Now, to select the decoded format, we type
john my_hash.txt --format=md5crypt and check the results:
j2rgez@myPC:~$ john my_hash.txt --format=md5crypt Using default input encoding: UTF-8 Loaded 1 password hash (md5crypt, crypt(3) $1$ (and variants) [MD5 256/256AVX28x3]) Will run 12 OpenMP threads Proceeding with single, rules:Single Press 'q' or Ctrl-C to abort, almost any other key for status Almost done: Processing the remaining buffered candidate passwords, if any. Warning: Only 248 candidates buffered for the current salt, minimum 288 needed for performance. Proceeding with wordlist:/usr/share/john/password.lst, rules:Wordlist admin (root) 1g 0:00:00:00 DONE 2/3 (2020-04-02 20:38) 20.00g/s 90560p/s 90560c/s 90560C/s chacha..OU812 Use the "--show" option to display all of the cracked passwords reliably Session completed
As you can see, john tried to find a match in its default wordlist and found it! The decoded value is “admin” (let's keep things fast).
There are tons of wordlists around the internet (or you can create your own ones). You can check for example the ones from SecLists repo, and simply type
john my_hash.txt --format=md5crypt --wordlist=my_wordlist.txt.
So, last weekend I was completing some exercises from Pentesterlab when I found this sentence in one of the exercises: Use John by trial and error until you find the format. From the exercise context, you could imagine which format it was, but I was thinking: what if they ask me to do this in the future with a not so obvious format?
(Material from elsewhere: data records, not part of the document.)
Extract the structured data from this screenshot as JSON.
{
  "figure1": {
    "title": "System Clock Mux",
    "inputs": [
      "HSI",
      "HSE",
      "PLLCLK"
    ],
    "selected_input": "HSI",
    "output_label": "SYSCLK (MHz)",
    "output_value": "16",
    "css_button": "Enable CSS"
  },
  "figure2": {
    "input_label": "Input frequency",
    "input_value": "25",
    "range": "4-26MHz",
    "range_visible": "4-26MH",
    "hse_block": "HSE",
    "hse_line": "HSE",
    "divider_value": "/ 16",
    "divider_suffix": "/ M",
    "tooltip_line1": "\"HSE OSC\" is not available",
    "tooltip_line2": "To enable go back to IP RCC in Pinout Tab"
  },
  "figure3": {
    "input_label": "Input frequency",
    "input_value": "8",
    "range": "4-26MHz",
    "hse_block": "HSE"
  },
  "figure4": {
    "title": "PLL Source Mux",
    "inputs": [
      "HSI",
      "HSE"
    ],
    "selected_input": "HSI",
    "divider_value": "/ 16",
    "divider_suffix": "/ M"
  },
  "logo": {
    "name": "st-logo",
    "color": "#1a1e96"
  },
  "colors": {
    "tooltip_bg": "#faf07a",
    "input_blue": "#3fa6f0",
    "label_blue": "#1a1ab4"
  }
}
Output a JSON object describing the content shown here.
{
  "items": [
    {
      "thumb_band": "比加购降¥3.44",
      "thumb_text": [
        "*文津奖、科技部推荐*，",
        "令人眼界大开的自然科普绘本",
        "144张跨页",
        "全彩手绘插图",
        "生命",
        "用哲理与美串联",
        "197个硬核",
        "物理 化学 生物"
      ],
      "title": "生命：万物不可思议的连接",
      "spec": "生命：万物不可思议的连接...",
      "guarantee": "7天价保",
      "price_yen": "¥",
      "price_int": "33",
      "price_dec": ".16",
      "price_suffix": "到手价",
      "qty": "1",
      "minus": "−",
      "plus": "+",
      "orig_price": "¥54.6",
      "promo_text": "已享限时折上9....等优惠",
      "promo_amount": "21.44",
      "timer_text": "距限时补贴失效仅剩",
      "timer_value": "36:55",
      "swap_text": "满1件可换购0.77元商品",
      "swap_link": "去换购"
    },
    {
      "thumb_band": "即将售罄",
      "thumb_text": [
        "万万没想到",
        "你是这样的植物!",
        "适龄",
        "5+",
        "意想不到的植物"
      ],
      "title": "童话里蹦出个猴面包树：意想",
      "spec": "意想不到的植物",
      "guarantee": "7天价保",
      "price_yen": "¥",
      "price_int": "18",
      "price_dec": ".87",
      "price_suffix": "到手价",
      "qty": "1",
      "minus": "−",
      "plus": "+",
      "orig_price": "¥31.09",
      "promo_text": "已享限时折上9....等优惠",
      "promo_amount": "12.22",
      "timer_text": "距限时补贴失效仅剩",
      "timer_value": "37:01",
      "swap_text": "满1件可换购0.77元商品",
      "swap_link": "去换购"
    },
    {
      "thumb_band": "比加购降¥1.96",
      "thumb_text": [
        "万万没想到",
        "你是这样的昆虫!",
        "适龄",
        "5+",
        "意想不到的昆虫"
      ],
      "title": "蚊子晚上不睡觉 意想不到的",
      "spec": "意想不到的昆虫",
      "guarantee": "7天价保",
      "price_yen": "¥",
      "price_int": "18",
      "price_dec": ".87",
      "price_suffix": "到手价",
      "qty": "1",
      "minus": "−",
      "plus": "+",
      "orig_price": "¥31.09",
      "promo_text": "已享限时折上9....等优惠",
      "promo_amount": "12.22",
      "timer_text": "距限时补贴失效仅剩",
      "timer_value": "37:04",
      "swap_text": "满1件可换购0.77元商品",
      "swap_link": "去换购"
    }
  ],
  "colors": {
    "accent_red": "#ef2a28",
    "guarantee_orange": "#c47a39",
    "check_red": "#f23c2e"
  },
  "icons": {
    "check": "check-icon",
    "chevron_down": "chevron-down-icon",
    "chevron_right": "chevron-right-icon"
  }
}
So I began my way of automating pentesting processes and created a new repo. Yes, I’m 90% sure that there is a better way (or an existing tool) to automate John the Ripper (or password cracking in general), but I find that it’s also a good way to practice some new programming languages or at least the ones that I don’t use on a day to day basis. So here is the first version of my john_auto_decypher.py script:
import subprocess import argparse def decrypt(formats, inputFile): keep_string = "Press 'q' or Ctrl-C to abort, almost any other key for status" format = "" for f in formats: try: decode_process = subprocess.check_output(["john", inputFile, "--format=" + f], stdout=None) if keep_string in decode_process: format = f except: subprocess.CalledProcessError if format: print "Found a hash for " + format + " format" else: print "Couldn't decode, checking for already saved hashes..." print subprocess.check_output(["john", "--show", inputFile]) def getArgs(): parser = argparse.ArgumentParser("john_auto_decypher.py") parser.add_argument("file", help="File with encoded passwords to be cracked", type=str) return parser.parse_args() def main(): inputFile = getArgs().file formats = map(lambda str: str.strip(), subprocess.check_output(["john", "--list=formats"]).split(",")) decrypt(formats, inputFile) main()
Simple but effective, now by just typing
python john_auto_decypher.py <filename> on my CLI, this script will check all formats for me and/or already saved hashes. Of course, there is still a lot to improve, like adding parameters for wordlists and custom rules.
So, that's all for today. Have a very good weekend you all!